19. Passing the interview

“In a one-click-please-answer-me-now world where Google is at the top of the food chain in technology, it is expected that one can easily answer the questions cited. But no, it’s not the case.”

NOBODY LIKES to be rejected. It is an innate need for us to be accepted, appreciated, and valued by other people. It’s one of the reasons why there’s awarding ceremonies, recognition days, and ‘best’ and ‘most outstanding’ titles that the world societies give to deserving individuals.

But we’ve all gone through it or faced it. A simple job interview maybe weeks or months after school or college graduation. By then, with all the might that we have, we faced men and women in suits, ties, and leather shoes. It’s no longer a joke. Everything’s real and we’ve got to cope or else we’ll be left behind in life.

Come to think of it. For more than a decade, we’ve unconsciously prepared for this momentous event. Yes, we want to be successful, to earn money, to buy everything that we want. We want to enjoy, be in a more comfortable position, and sip hot green tea in an island in the Pacific. We crave for meaning among the millions of things around us. But nobody told us the Dos and Don’ts in an interview.
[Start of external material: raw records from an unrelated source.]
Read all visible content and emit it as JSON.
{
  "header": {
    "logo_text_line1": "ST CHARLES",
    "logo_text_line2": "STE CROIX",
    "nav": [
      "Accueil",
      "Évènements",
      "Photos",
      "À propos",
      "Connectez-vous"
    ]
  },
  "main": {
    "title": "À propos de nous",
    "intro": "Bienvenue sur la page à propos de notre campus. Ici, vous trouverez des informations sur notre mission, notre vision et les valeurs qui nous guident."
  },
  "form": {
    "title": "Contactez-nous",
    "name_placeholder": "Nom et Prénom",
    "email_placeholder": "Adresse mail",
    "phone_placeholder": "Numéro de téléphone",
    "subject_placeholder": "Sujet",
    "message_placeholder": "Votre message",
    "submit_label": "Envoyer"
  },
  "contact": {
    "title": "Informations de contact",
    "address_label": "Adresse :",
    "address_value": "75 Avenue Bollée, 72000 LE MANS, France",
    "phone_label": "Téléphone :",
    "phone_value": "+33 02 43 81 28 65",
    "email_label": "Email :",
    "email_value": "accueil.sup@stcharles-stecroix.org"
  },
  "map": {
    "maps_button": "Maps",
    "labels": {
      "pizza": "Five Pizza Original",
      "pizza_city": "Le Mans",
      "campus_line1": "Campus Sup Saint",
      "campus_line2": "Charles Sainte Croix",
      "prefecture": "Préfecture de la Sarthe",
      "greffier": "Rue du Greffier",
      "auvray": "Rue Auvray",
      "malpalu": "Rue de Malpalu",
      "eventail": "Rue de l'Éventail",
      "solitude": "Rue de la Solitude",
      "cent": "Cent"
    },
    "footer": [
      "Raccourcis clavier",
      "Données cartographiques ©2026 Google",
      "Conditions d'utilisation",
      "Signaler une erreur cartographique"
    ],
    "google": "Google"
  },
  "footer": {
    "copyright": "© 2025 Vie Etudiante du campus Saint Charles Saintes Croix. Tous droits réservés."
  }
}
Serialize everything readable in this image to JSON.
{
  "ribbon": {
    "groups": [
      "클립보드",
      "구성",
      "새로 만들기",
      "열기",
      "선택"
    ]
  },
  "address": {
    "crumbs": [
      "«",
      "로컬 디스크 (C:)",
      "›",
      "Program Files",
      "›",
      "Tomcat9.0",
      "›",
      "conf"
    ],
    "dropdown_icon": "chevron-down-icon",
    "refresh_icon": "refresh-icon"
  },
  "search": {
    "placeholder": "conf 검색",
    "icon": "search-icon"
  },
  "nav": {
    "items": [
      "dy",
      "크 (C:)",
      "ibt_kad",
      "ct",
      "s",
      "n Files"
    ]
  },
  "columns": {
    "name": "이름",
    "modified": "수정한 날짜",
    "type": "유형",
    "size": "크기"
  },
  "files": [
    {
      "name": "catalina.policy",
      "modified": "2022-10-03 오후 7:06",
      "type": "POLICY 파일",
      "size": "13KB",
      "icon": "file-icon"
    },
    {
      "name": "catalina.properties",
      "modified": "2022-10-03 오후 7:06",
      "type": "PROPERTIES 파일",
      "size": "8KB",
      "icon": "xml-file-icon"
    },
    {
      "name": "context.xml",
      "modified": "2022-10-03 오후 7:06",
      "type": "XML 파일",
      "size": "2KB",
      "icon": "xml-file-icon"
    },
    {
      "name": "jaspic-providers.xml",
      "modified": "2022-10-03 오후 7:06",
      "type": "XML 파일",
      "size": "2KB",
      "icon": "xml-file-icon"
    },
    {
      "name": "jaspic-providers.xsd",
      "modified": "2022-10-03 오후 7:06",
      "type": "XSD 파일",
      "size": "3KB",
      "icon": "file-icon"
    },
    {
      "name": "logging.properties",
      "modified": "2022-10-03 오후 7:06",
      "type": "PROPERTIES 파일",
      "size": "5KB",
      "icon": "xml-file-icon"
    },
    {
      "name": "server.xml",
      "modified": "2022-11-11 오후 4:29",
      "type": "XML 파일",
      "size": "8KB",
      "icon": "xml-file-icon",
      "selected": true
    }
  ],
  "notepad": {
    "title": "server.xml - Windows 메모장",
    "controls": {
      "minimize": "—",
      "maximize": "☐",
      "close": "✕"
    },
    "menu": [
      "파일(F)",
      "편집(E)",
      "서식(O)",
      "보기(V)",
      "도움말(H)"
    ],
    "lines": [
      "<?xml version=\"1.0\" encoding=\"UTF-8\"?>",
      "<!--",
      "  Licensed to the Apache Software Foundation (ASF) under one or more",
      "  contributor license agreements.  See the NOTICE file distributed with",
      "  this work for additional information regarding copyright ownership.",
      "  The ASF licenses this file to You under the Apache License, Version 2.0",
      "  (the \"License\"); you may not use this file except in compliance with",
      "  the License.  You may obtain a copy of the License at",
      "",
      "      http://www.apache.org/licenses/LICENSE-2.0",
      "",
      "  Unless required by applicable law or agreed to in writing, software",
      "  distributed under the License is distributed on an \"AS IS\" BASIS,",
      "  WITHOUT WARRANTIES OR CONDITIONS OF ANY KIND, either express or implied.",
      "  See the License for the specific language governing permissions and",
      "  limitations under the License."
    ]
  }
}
Hearts pumping. Sweats everywhere. Minds juggling.

What are your weaknesses? How about your strengths? Where do you see yourself 5 years from now? What is your greatest achievement? Why do you want to work here? Why should we hire you?

In a one-click-please-answer-me-now world where Google is at the top of the food chain in technology, it is expected that one can easily answer the questions cited. But no, it’s not the case. Because some of us memorize what we’ve got to say for the Big Day, we forget the essentials why managers and executives sit down to talk to us (some do it over Skype or through a telephone call). One can easily sense if the provided was based on a script in a computer or smartphone somewhere. The interviewers are not dumb to fail in measuring you up. Interviews happen to gauge you, your values, your virtues, your principles, your outlook, and you, the whole package. Accepting you means saying yes to a future that they cannot foresee with your talents and capabilities. It’s a form of investment.

Failing an interview happens. It happens to those who are not qualified or to those who did not prepare: being oblivious, not following the dress code, being impolite, unorganized resume, missing documents, wandering mind. To be accepted and appreciated and valued is something that we all long for. But first, we should ask: Do I really want this? Did I make the necessary preparations? Can I imagine myself working in this corporation, company, or entity?

It is not easy to pass an interview. But if you’re chosen and if you’re deserving of a nod, of a yes, of the opportunity, expect that you’ll exit the door with a smile on your face or you’ll wave goodbye at the person on the other side of the screen with gratitude in your heart.

10. Impromptu hosting

“You have to be sensitive to their needs like a mother to her child; be aware when to emphasize your thoughts and ideas.”

HAVE YOU ever been asked to be the instant host of an event?  Well, it’s thrilling. But if it’s in your blood, you should always be ready. It should not be a burden to you.

It brings a different feeling whenever you stand in front of a lot of people. Their eyes are glued to you. Their ears and minds waiting for your every move and instruction. It’s about being in control and a catalyst for laughter to surface in a room of desserts and awards.

Conjunctions are essential; witty lines are required. As the life of the show, you must have a mastery of what’s supposed to happen next. But as an impromptu host, the challenge is tenfold. You have to gather in less than 2 minutes all of the information that you can get. You have to familiarize yourself with the kind of audience you have: their likes and dislikes, their inhibitions, the limits in culture and religion. Or else, you’ll fail without you knowing it. You have to be sensitive to their needs like a mother to her child; be aware when to emphasize your thoughts and ideas. Timing is a valuable commodity; facial expression matters.

After all, hosting is acting. It’s a performance for the audience to have a good time, to enjoy and forget some sections of their lives. Yes, even if you’re notified shortly by your boss while sitting next to her in between your sessions with your mud pie topped with vanilla ice cream.